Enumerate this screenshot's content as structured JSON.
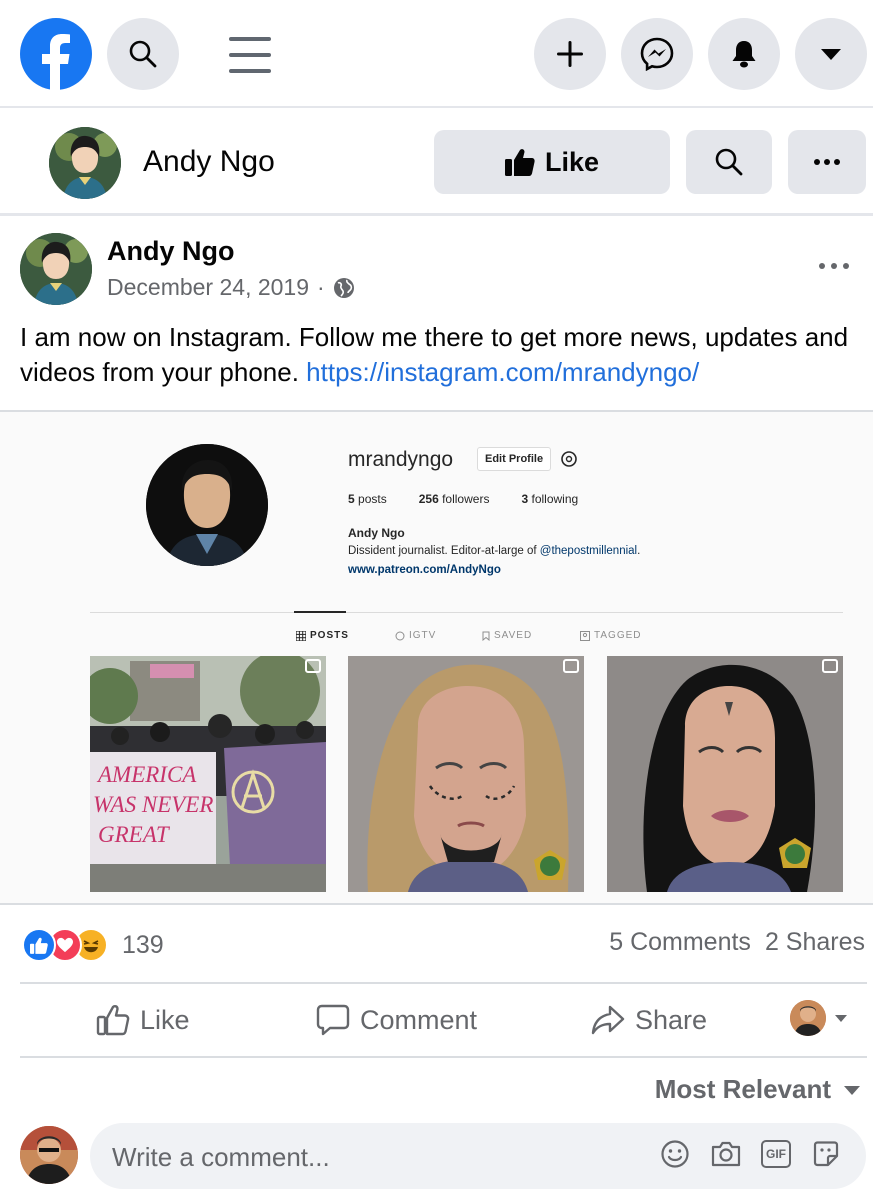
{
  "topbar": {
    "icons": [
      "facebook-logo",
      "search-icon",
      "menu-icon",
      "plus-icon",
      "messenger-icon",
      "bell-icon",
      "caret-down-icon"
    ]
  },
  "page_header": {
    "name": "Andy Ngo",
    "like_label": "Like"
  },
  "post": {
    "author": "Andy Ngo",
    "date": "December 24, 2019",
    "separator": "·",
    "privacy_icon": "globe-icon",
    "text": "I am now on Instagram. Follow me there to get more news, updates and videos from your phone.",
    "link": "https://instagram.com/mrandyngo/"
  },
  "instagram_embed": {
    "username": "mrandyngo",
    "edit_profile": "Edit Profile",
    "posts_count": "5",
    "posts_label": "posts",
    "followers_count": "256",
    "followers_label": "followers",
    "following_count": "3",
    "following_label": "following",
    "full_name": "Andy Ngo",
    "bio_prefix": "Dissident journalist. Editor-at-large of",
    "bio_mention": "@thepostmillennial",
    "bio_suffix": ".",
    "website": "www.patreon.com/AndyNgo",
    "tabs": [
      "POSTS",
      "IGTV",
      "SAVED",
      "TAGGED"
    ],
    "thumb1_sign_text": "AMERICA WAS NEVER GREAT"
  },
  "reactions": {
    "types": [
      "like",
      "love",
      "haha"
    ],
    "count": "139",
    "comments": "5 Comments",
    "shares": "2 Shares"
  },
  "actions": {
    "like": "Like",
    "comment": "Comment",
    "share": "Share"
  },
  "comments": {
    "sort_label": "Most Relevant",
    "placeholder": "Write a comment...",
    "gif_label": "GIF"
  },
  "colors": {
    "brand_blue": "#1877f2",
    "link_blue": "#216fdb",
    "gray_bg": "#e4e6eb",
    "secondary_text": "#65676b"
  }
}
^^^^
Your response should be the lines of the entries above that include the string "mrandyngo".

- SOLUTION TO THE EXERCISE
    "link": "https://instagram.com/mrandyngo/"
    "username": "mrandyngo",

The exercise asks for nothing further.